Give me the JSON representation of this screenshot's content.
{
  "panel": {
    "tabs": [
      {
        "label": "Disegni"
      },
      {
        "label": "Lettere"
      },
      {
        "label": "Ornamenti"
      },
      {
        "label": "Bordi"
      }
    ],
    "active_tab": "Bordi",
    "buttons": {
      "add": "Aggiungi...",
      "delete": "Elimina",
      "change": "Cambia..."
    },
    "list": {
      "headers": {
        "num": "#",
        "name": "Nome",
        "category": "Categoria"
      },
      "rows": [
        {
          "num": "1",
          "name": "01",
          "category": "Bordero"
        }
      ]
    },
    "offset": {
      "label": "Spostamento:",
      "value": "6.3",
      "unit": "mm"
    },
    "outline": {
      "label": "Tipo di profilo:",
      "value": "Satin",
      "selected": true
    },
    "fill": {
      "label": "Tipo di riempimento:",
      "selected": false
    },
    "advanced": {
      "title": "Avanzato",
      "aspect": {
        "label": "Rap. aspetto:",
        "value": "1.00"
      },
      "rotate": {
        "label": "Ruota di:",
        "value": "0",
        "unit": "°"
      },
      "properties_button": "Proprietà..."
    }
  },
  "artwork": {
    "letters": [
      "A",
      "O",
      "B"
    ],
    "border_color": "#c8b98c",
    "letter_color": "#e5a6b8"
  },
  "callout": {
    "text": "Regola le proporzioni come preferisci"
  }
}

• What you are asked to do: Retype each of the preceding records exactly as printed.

• Task result:
Give me the JSON representation of this screenshot's content.
{
  "panel": {
    "tabs": [
      {
        "label": "Disegni"
      },
      {
        "label": "Lettere"
      },
      {
        "label": "Ornamenti"
      },
      {
        "label": "Bordi"
      }
    ],
    "active_tab": "Bordi",
    "buttons": {
      "add": "Aggiungi...",
      "delete": "Elimina",
      "change": "Cambia..."
    },
    "list": {
      "headers": {
        "num": "#",
        "name": "Nome",
        "category": "Categoria"
      },
      "rows": [
        {
          "num": "1",
          "name": "01",
          "category": "Bordero"
        }
      ]
    },
    "offset": {
      "label": "Spostamento:",
      "value": "6.3",
      "unit": "mm"
    },
    "outline": {
      "label": "Tipo di profilo:",
      "value": "Satin",
      "selected": true
    },
    "fill": {
      "label": "Tipo di riempimento:",
      "selected": false
    },
    "advanced": {
      "title": "Avanzato",
      "aspect": {
        "label": "Rap. aspetto:",
        "value": "1.00"
      },
      "rotate": {
        "label": "Ruota di:",
        "value": "0",
        "unit": "°"
      },
      "properties_button": "Proprietà..."
    }
  },
  "artwork": {
    "letters": [
      "A",
      "O",
      "B"
    ],
    "border_color": "#c8b98c",
    "letter_color": "#e5a6b8"
  },
  "callout": {
    "text": "Regola le proporzioni come preferisci"
  }
}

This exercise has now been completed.